━━ Records provided ━━

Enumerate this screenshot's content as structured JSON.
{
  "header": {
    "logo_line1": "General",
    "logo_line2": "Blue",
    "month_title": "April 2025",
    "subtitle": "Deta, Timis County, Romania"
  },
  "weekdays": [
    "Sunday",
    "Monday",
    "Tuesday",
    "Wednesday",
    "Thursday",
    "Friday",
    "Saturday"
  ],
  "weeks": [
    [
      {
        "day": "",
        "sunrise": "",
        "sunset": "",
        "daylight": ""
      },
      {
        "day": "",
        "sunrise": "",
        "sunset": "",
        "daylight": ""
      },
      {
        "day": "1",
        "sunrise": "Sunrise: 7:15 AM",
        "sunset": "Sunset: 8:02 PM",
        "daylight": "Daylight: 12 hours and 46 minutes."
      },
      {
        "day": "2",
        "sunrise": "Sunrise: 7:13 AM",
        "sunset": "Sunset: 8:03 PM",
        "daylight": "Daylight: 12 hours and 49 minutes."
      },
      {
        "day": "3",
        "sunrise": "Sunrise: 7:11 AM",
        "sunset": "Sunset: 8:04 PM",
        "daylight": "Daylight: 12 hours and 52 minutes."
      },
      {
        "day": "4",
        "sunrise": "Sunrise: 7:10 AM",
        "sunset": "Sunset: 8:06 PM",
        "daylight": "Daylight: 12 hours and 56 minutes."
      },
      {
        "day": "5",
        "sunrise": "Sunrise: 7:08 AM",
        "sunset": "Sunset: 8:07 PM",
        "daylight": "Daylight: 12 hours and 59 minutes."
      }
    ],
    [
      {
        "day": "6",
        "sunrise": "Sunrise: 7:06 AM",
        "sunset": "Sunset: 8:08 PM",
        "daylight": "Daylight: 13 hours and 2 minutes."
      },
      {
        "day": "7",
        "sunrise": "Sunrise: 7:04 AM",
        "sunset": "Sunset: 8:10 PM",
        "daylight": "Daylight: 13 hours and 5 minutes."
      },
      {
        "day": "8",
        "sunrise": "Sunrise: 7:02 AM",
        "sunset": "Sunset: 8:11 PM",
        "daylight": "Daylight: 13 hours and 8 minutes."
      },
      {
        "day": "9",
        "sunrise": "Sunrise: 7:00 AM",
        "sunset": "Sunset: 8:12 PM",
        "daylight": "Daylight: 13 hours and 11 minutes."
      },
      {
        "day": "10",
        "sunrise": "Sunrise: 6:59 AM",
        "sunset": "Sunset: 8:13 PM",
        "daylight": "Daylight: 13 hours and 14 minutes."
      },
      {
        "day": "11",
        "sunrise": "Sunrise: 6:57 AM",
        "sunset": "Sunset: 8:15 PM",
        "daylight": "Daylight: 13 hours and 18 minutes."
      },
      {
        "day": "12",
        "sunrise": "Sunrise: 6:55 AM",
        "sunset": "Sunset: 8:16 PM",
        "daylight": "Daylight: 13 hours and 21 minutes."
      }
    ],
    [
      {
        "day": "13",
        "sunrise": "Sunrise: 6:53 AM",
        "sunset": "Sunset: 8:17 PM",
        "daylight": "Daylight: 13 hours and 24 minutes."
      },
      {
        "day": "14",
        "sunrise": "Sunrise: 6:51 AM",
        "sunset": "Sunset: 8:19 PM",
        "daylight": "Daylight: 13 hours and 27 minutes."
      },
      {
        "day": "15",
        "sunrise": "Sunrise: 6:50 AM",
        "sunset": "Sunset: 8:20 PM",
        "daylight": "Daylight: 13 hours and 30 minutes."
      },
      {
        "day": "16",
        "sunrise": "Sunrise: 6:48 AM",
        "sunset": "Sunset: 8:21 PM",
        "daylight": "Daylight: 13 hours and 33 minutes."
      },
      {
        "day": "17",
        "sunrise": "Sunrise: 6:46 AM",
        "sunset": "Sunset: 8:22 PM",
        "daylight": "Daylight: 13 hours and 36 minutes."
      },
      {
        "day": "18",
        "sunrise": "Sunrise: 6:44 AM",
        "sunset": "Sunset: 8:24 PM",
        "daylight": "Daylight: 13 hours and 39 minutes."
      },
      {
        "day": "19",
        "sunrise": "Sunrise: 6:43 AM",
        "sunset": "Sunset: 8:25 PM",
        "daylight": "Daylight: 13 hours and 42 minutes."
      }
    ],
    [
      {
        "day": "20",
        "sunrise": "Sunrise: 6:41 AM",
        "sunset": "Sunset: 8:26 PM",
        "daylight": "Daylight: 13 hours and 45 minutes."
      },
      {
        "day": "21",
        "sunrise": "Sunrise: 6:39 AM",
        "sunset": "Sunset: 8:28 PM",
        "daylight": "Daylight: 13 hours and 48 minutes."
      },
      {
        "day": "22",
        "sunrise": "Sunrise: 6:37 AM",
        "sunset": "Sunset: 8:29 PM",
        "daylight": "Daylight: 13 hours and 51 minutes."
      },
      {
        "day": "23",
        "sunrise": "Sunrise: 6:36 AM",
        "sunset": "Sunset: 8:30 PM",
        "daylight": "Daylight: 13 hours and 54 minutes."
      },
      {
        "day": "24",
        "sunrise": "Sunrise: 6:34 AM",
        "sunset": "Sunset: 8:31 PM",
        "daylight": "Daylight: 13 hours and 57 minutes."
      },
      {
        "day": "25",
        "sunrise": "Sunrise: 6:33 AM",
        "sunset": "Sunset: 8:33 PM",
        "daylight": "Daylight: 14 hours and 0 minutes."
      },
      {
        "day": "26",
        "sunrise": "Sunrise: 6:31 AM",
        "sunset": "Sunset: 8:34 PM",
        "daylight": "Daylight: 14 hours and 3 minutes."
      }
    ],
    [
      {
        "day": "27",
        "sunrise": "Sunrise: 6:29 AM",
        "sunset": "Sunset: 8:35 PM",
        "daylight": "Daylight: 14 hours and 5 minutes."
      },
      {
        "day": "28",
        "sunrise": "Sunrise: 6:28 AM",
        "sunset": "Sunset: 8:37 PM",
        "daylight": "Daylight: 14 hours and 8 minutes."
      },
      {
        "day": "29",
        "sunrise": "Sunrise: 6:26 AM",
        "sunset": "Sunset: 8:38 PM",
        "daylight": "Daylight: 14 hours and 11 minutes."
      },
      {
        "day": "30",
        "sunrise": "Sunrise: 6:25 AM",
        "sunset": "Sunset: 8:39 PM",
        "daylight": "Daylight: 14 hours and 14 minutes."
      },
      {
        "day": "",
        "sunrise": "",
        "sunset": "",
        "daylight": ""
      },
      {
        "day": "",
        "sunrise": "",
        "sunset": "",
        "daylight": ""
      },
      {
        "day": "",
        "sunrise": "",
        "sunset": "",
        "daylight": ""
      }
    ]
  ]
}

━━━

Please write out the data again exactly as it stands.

Enumerate this screenshot's content as structured JSON.
{
  "header": {
    "logo_line1": "General",
    "logo_line2": "Blue",
    "month_title": "April 2025",
    "subtitle": "Deta, Timis County, Romania"
  },
  "weekdays": [
    "Sunday",
    "Monday",
    "Tuesday",
    "Wednesday",
    "Thursday",
    "Friday",
    "Saturday"
  ],
  "weeks": [
    [
      {
        "day": "",
        "sunrise": "",
        "sunset": "",
        "daylight": ""
      },
      {
        "day": "",
        "sunrise": "",
        "sunset": "",
        "daylight": ""
      },
      {
        "day": "1",
        "sunrise": "Sunrise: 7:15 AM",
        "sunset": "Sunset: 8:02 PM",
        "daylight": "Daylight: 12 hours and 46 minutes."
      },
      {
        "day": "2",
        "sunrise": "Sunrise: 7:13 AM",
        "sunset": "Sunset: 8:03 PM",
        "daylight": "Daylight: 12 hours and 49 minutes."
      },
      {
        "day": "3",
        "sunrise": "Sunrise: 7:11 AM",
        "sunset": "Sunset: 8:04 PM",
        "daylight": "Daylight: 12 hours and 52 minutes."
      },
      {
        "day": "4",
        "sunrise": "Sunrise: 7:10 AM",
        "sunset": "Sunset: 8:06 PM",
        "daylight": "Daylight: 12 hours and 56 minutes."
      },
      {
        "day": "5",
        "sunrise": "Sunrise: 7:08 AM",
        "sunset": "Sunset: 8:07 PM",
        "daylight": "Daylight: 12 hours and 59 minutes."
      }
    ],
    [
      {
        "day": "6",
        "sunrise": "Sunrise: 7:06 AM",
        "sunset": "Sunset: 8:08 PM",
        "daylight": "Daylight: 13 hours and 2 minutes."
      },
      {
        "day": "7",
        "sunrise": "Sunrise: 7:04 AM",
        "sunset": "Sunset: 8:10 PM",
        "daylight": "Daylight: 13 hours and 5 minutes."
      },
      {
        "day": "8",
        "sunrise": "Sunrise: 7:02 AM",
        "sunset": "Sunset: 8:11 PM",
        "daylight": "Daylight: 13 hours and 8 minutes."
      },
      {
        "day": "9",
        "sunrise": "Sunrise: 7:00 AM",
        "sunset": "Sunset: 8:12 PM",
        "daylight": "Daylight: 13 hours and 11 minutes."
      },
      {
        "day": "10",
        "sunrise": "Sunrise: 6:59 AM",
        "sunset": "Sunset: 8:13 PM",
        "daylight": "Daylight: 13 hours and 14 minutes."
      },
      {
        "day": "11",
        "sunrise": "Sunrise: 6:57 AM",
        "sunset": "Sunset: 8:15 PM",
        "daylight": "Daylight: 13 hours and 18 minutes."
      },
      {
        "day": "12",
        "sunrise": "Sunrise: 6:55 AM",
        "sunset": "Sunset: 8:16 PM",
        "daylight": "Daylight: 13 hours and 21 minutes."
      }
    ],
    [
      {
        "day": "13",
        "sunrise": "Sunrise: 6:53 AM",
        "sunset": "Sunset: 8:17 PM",
        "daylight": "Daylight: 13 hours and 24 minutes."
      },
      {
        "day": "14",
        "sunrise": "Sunrise: 6:51 AM",
        "sunset": "Sunset: 8:19 PM",
        "daylight": "Daylight: 13 hours and 27 minutes."
      },
      {
        "day": "15",
        "sunrise": "Sunrise: 6:50 AM",
        "sunset": "Sunset: 8:20 PM",
        "daylight": "Daylight: 13 hours and 30 minutes."
      },
      {
        "day": "16",
        "sunrise": "Sunrise: 6:48 AM",
        "sunset": "Sunset: 8:21 PM",
        "daylight": "Daylight: 13 hours and 33 minutes."
      },
      {
        "day": "17",
        "sunrise": "Sunrise: 6:46 AM",
        "sunset": "Sunset: 8:22 PM",
        "daylight": "Daylight: 13 hours and 36 minutes."
      },
      {
        "day": "18",
        "sunrise": "Sunrise: 6:44 AM",
        "sunset": "Sunset: 8:24 PM",
        "daylight": "Daylight: 13 hours and 39 minutes."
      },
      {
        "day": "19",
        "sunrise": "Sunrise: 6:43 AM",
        "sunset": "Sunset: 8:25 PM",
        "daylight": "Daylight: 13 hours and 42 minutes."
      }
    ],
    [
      {
        "day": "20",
        "sunrise": "Sunrise: 6:41 AM",
        "sunset": "Sunset: 8:26 PM",
        "daylight": "Daylight: 13 hours and 45 minutes."
      },
      {
        "day": "21",
        "sunrise": "Sunrise: 6:39 AM",
        "sunset": "Sunset: 8:28 PM",
        "daylight": "Daylight: 13 hours and 48 minutes."
      },
      {
        "day": "22",
        "sunrise": "Sunrise: 6:37 AM",
        "sunset": "Sunset: 8:29 PM",
        "daylight": "Daylight: 13 hours and 51 minutes."
      },
      {
        "day": "23",
        "sunrise": "Sunrise: 6:36 AM",
        "sunset": "Sunset: 8:30 PM",
        "daylight": "Daylight: 13 hours and 54 minutes."
      },
      {
        "day": "24",
        "sunrise": "Sunrise: 6:34 AM",
        "sunset": "Sunset: 8:31 PM",
        "daylight": "Daylight: 13 hours and 57 minutes."
      },
      {
        "day": "25",
        "sunrise": "Sunrise: 6:33 AM",
        "sunset": "Sunset: 8:33 PM",
        "daylight": "Daylight: 14 hours and 0 minutes."
      },
      {
        "day": "26",
        "sunrise": "Sunrise: 6:31 AM",
        "sunset": "Sunset: 8:34 PM",
        "daylight": "Daylight: 14 hours and 3 minutes."
      }
    ],
    [
      {
        "day": "27",
        "sunrise": "Sunrise: 6:29 AM",
        "sunset": "Sunset: 8:35 PM",
        "daylight": "Daylight: 14 hours and 5 minutes."
      },
      {
        "day": "28",
        "sunrise": "Sunrise: 6:28 AM",
        "sunset": "Sunset: 8:37 PM",
        "daylight": "Daylight: 14 hours and 8 minutes."
      },
      {
        "day": "29",
        "sunrise": "Sunrise: 6:26 AM",
        "sunset": "Sunset: 8:38 PM",
        "daylight": "Daylight: 14 hours and 11 minutes."
      },
      {
        "day": "30",
        "sunrise": "Sunrise: 6:25 AM",
        "sunset": "Sunset: 8:39 PM",
        "daylight": "Daylight: 14 hours and 14 minutes."
      },
      {
        "day": "",
        "sunrise": "",
        "sunset": "",
        "daylight": ""
      },
      {
        "day": "",
        "sunrise": "",
        "sunset": "",
        "daylight": ""
      },
      {
        "day": "",
        "sunrise": "",
        "sunset": "",
        "daylight": ""
      }
    ]
  ]
}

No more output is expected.